MADISON COUNTY, Ala. (WHNT) – David King has been playing basketball for more than 40 years.
“For long as I can remember it’s been a big part of my life. It’s probably the only way I could have gone to college.”
King played basketball through high school, then went to Florence State University (Now the University of North Alabama) on a basketball scholarship.
His fierce love of competition is what has kept him playing all these years, and what has helped propel his team, the Huntsville Bama Boys, all the way to the National Senior Games, for the fourth time since 2007.
All in their 60s, the team is made up of King, Snyder Washington, Chris Jones, Danny Petty, and Mike Morgan.

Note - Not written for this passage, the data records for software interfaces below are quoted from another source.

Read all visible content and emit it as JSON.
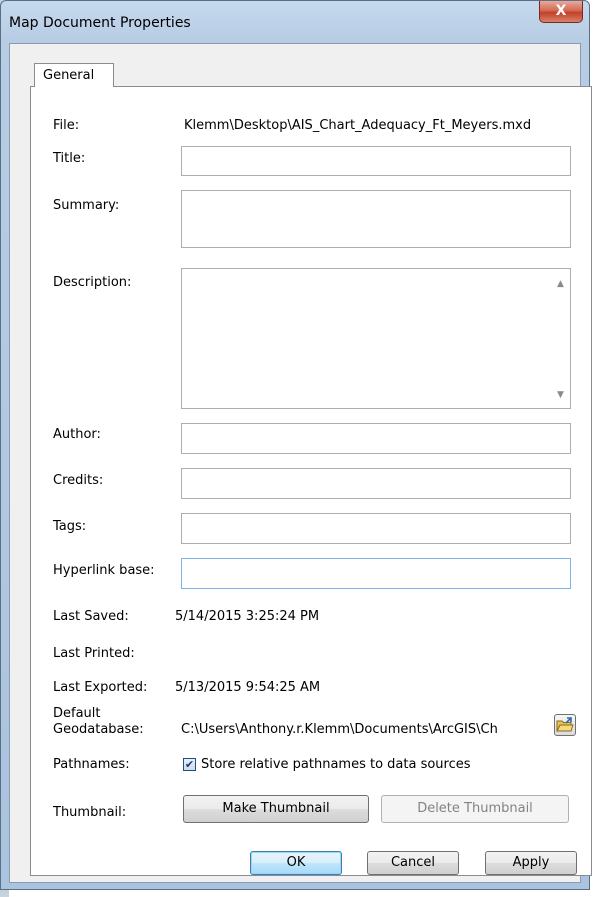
{
  "window": {
    "title": "Map Document Properties",
    "close_glyph": "X"
  },
  "tabs": [
    {
      "label": "General"
    }
  ],
  "fields": {
    "file": {
      "label": "File:",
      "value": "Klemm\\Desktop\\AIS_Chart_Adequacy_Ft_Meyers.mxd"
    },
    "title": {
      "label": "Title:",
      "value": ""
    },
    "summary": {
      "label": "Summary:",
      "value": ""
    },
    "description": {
      "label": "Description:",
      "value": ""
    },
    "author": {
      "label": "Author:",
      "value": ""
    },
    "credits": {
      "label": "Credits:",
      "value": ""
    },
    "tags": {
      "label": "Tags:",
      "value": ""
    },
    "hyperlink_base": {
      "label": "Hyperlink base:",
      "value": ""
    }
  },
  "info": {
    "last_saved": {
      "label": "Last Saved:",
      "value": "5/14/2015 3:25:24 PM"
    },
    "last_printed": {
      "label": "Last Printed:",
      "value": ""
    },
    "last_exported": {
      "label": "Last Exported:",
      "value": "5/13/2015 9:54:25 AM"
    },
    "default_geodatabase": {
      "label_line1": "Default",
      "label_line2": "Geodatabase:",
      "value": "C:\\Users\\Anthony.r.Klemm\\Documents\\ArcGIS\\Ch"
    }
  },
  "pathnames": {
    "label": "Pathnames:",
    "checkbox_label": "Store relative pathnames to data sources",
    "checked": true
  },
  "thumbnail": {
    "label": "Thumbnail:",
    "make_label": "Make Thumbnail",
    "delete_label": "Delete Thumbnail"
  },
  "footer": {
    "ok_label": "OK",
    "cancel_label": "Cancel",
    "apply_label": "Apply"
  },
  "icons": {
    "close": "close-icon",
    "folder": "open-folder-icon",
    "check": "checkmark-icon"
  },
  "colors": {
    "title_bar": "#bcd2e8",
    "close_button": "#c2412a",
    "focus_border": "#7eb4ea"
  }
}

They compete state-wide, practicing several times a week. It was that drive that helped them bring home the gold at this year’s Senior Games.
“It was really close. We won the first game by one point in overtime, we won the second game by one point and the last game by 4,” said King. “So every point could have been the difference between winning and losing.”
The Huntsville Bama Boys are just some of the nearly 80 Alabamians that competed in the Senior Games, and they’re certainly not the only ones from the Tennessee Valley to bring home a medal.
WHNT News 19 met up with tennis players Horace Rice and James Sullivan as they prepared to head to the games, and then again when they returned.
Rice and his doubles partner brought home the bronze medal.
Eighty-year-old James Sullivan didn’t do as well as he had hoped during his first time competing on the national level.
“I feel out of 32, in my age division, I came in 7th. I wanted the gold, but I didn’t get the gold,” said Sullivan. Still, “I’m happy I got something.”
Sullivan says he’s going to take that positive attitude all the way to 2015 – when the next Senior Games will be held in Minnesota.
“When the last man falls I say ‘okay, I lost.’ But until then, I am always positive.”
Sullivan, Rice, and all of the Huntsville Bama Boys say they hope to return to the National Senior Games in 2015 to represent Alabama. Until then, they’ll keep on competing across the state.